Cities with Green Building Programs Up 418%

By Preston Koerner
Jetson Green
November 28, 2007

Since 2003, the number of cities with green building programs has risen from 22
to 92, for an increase of 418%. This figure, as well as others below, comes as
a result of a study commissioned by the AIA. Their newly published report,
Local Leaders in Sustainability, analyzed 661 communities’ best practices,
strategies, and trends, and provides recommendations for cities that are looking
to implement green building programs.

1 in 7 cities surveyed currently have green building programs
Number improves to 1 in 5 by next year with current projections
39% of citizens live in cities with green building programs
36 cities are in an advanced stage of developing a green building program

Case study excerpts:

Portland offers income tax credit for green building and projects for energy
conservation, recycling, renewable energy and cleaner fuels. The Oregon Dept.
of Energy has awarded 13,000 tax credits of 35 percent of eligible project costs.

San Francisco established Generation Solar program to amend the code and
streamline the process for solar permitting in residential applications.
Program provides assistance with design and installation and has resulted in
nearly 600 solar installations city wide.

Scottsdale was first city to mandate LEED Gold for municipal buildings. In
2005 one-third of all new single-family permits adhered to green building
standards with 1,123 green single-family and 20 multi-family homes having been
completed as of 2007.

Chicago has more LEED registered projects than any other U.S. city. Their
Green Roof Program offers $5,000 grants to help with the planning and
installation of green roofs, and as of 2006 there were over 250 public and
private green projects in place, being designed or under construction, which
amounts to approximately 3 million square feet.

Austin established the first green building program in the country. A climate
protection plan will have city buildings running on 100 percent renewable
energy by 2012 and completely carbon neutral by 2020.

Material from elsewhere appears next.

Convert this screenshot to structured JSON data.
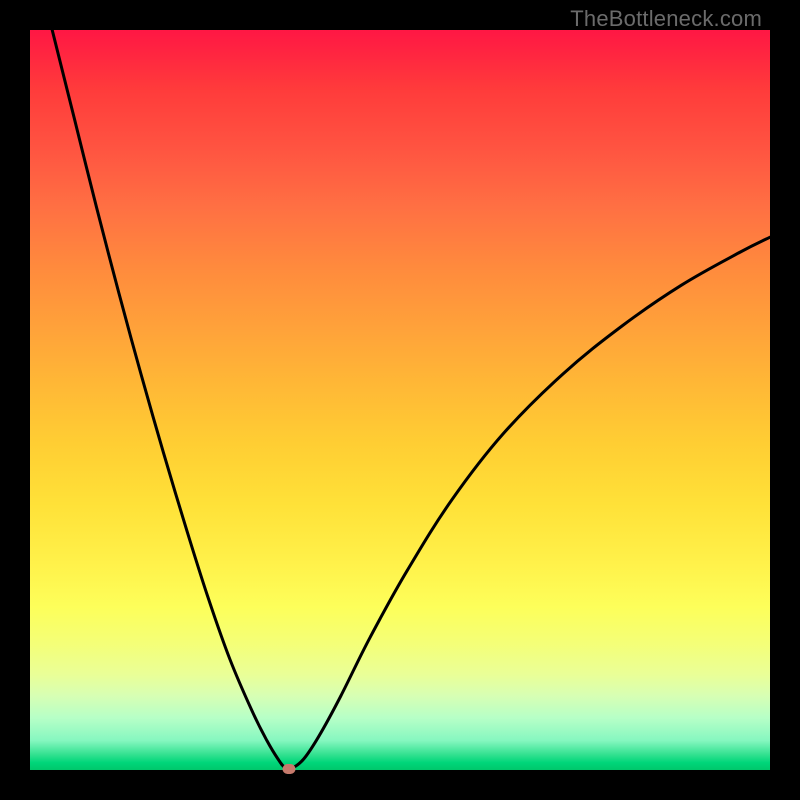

Atlanta had the most LEED buildings per capita in the country in 2006. Their
EarthCraft Communities program is a community guideline that emphasizes
walkability, environmental site plan development, and an overall integrated
planning approach.


Hire a director of sustainability within the mayor’s or permitting department
to coordinate multiple departments to develop the most well rounded program.
Train and accredit municipal employees on the rating systems that will be used
by the community.

Include all professionals in the design and construction industry when
developing a green building program to work in a collaborative manner.
Maintain consistency in requirements and standards throughout the community.
Investigate far-reaching sustainability initiatives including green purchasing
programs, hybrid fleets, and streamlining the solar permitting process.
Contact local AIA chapters for the insights of architects who serve on their
respective Committee on the Environment and who have been involved in
developing local green building programs.

The AIA has developed a SustAIAnability 2030 Tool Kit to assist cities that are
interested in implementing green building programs in their community, and in
early 2008 will be issuing 50to50 –- a range of 50 sustainable design principles
that can help achieve a 50% reduction in project fossil fuel consumption.
Thanks to the depth of information available in this report, straggling cities
out there now have all the tools and information to get going in the right direction.


Promoting Green Building Design, Construction and Operation, Sustainable Living,
Clean Technology, Renewable Energy Resources and Energy Independence